* PROMPT *
Copy every line of the data exactly, leaving nothing out.

* PROVIDED DATA *
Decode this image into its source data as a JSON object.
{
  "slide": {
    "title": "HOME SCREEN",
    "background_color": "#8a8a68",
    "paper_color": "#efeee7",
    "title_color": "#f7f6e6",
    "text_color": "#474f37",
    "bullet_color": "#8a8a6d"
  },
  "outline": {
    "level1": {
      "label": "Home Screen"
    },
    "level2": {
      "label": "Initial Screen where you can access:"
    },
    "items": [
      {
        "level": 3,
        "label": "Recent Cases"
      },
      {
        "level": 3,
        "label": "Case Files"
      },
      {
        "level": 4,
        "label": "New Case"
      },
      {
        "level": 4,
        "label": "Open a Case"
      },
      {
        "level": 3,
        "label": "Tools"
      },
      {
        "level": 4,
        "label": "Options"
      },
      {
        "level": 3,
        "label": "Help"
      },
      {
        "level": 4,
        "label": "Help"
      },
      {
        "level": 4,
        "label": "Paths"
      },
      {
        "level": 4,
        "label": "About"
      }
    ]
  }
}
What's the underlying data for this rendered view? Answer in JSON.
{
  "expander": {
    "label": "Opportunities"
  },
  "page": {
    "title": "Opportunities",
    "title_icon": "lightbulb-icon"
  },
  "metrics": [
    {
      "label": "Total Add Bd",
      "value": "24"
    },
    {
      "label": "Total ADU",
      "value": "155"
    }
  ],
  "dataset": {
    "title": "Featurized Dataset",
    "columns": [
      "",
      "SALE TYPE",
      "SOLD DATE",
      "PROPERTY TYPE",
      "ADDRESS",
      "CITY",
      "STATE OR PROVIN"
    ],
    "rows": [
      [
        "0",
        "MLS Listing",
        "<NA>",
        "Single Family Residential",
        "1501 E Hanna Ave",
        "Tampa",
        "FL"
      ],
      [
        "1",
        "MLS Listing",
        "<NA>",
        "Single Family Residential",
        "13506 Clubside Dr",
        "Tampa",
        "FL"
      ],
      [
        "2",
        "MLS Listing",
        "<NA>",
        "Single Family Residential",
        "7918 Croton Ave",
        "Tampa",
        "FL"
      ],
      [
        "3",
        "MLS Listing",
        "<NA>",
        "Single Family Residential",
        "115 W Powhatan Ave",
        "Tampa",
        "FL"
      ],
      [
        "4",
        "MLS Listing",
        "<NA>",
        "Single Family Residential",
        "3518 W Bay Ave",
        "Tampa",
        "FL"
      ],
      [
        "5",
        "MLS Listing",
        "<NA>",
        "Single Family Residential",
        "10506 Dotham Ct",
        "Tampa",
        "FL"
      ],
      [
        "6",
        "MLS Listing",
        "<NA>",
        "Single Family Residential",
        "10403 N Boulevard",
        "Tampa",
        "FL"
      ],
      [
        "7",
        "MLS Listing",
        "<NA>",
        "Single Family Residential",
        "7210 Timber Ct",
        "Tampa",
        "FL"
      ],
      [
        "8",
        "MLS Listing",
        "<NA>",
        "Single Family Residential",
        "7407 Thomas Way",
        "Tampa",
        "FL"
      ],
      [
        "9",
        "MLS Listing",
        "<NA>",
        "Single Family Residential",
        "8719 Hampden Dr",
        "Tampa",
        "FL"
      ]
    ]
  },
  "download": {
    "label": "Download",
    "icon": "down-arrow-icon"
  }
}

* ANSWER TO THE EXERCISE *
Decode this image into its source data as a JSON object.
{
  "slide": {
    "title": "HOME SCREEN",
    "background_color": "#8a8a68",
    "paper_color": "#efeee7",
    "title_color": "#f7f6e6",
    "text_color": "#474f37",
    "bullet_color": "#8a8a6d"
  },
  "outline": {
    "level1": {
      "label": "Home Screen"
    },
    "level2": {
      "label": "Initial Screen where you can access:"
    },
    "items": [
      {
        "level": 3,
        "label": "Recent Cases"
      },
      {
        "level": 3,
        "label": "Case Files"
      },
      {
        "level": 4,
        "label": "New Case"
      },
      {
        "level": 4,
        "label": "Open a Case"
      },
      {
        "level": 3,
        "label": "Tools"
      },
      {
        "level": 4,
        "label": "Options"
      },
      {
        "level": 3,
        "label": "Help"
      },
      {
        "level": 4,
        "label": "Help"
      },
      {
        "level": 4,
        "label": "Paths"
      },
      {
        "level": 4,
        "label": "About"
      }
    ]
  }
}
What's the underlying data for this rendered view? Answer in JSON.
{
  "expander": {
    "label": "Opportunities"
  },
  "page": {
    "title": "Opportunities",
    "title_icon": "lightbulb-icon"
  },
  "metrics": [
    {
      "label": "Total Add Bd",
      "value": "24"
    },
    {
      "label": "Total ADU",
      "value": "155"
    }
  ],
  "dataset": {
    "title": "Featurized Dataset",
    "columns": [
      "",
      "SALE TYPE",
      "SOLD DATE",
      "PROPERTY TYPE",
      "ADDRESS",
      "CITY",
      "STATE OR PROVIN"
    ],
    "rows": [
      [
        "0",
        "MLS Listing",
        "<NA>",
        "Single Family Residential",
        "1501 E Hanna Ave",
        "Tampa",
        "FL"
      ],
      [
        "1",
        "MLS Listing",
        "<NA>",
        "Single Family Residential",
        "13506 Clubside Dr",
        "Tampa",
        "FL"
      ],
      [
        "2",
        "MLS Listing",
        "<NA>",
        "Single Family Residential",
        "7918 Croton Ave",
        "Tampa",
        "FL"
      ],
      [
        "3",
        "MLS Listing",
        "<NA>",
        "Single Family Residential",
        "115 W Powhatan Ave",
        "Tampa",
        "FL"
      ],
      [
        "4",
        "MLS Listing",
        "<NA>",
        "Single Family Residential",
        "3518 W Bay Ave",
        "Tampa",
        "FL"
      ],
      [
        "5",
        "MLS Listing",
        "<NA>",
        "Single Family Residential",
        "10506 Dotham Ct",
        "Tampa",
        "FL"
      ],
      [
        "6",
        "MLS Listing",
        "<NA>",
        "Single Family Residential",
        "10403 N Boulevard",
        "Tampa",
        "FL"
      ],
      [
        "7",
        "MLS Listing",
        "<NA>",
        "Single Family Residential",
        "7210 Timber Ct",
        "Tampa",
        "FL"
      ],
      [
        "8",
        "MLS Listing",
        "<NA>",
        "Single Family Residential",
        "7407 Thomas Way",
        "Tampa",
        "FL"
      ],
      [
        "9",
        "MLS Listing",
        "<NA>",
        "Single Family Residential",
        "8719 Hampden Dr",
        "Tampa",
        "FL"
      ]
    ]
  },
  "download": {
    "label": "Download",
    "icon": "down-arrow-icon"
  }
}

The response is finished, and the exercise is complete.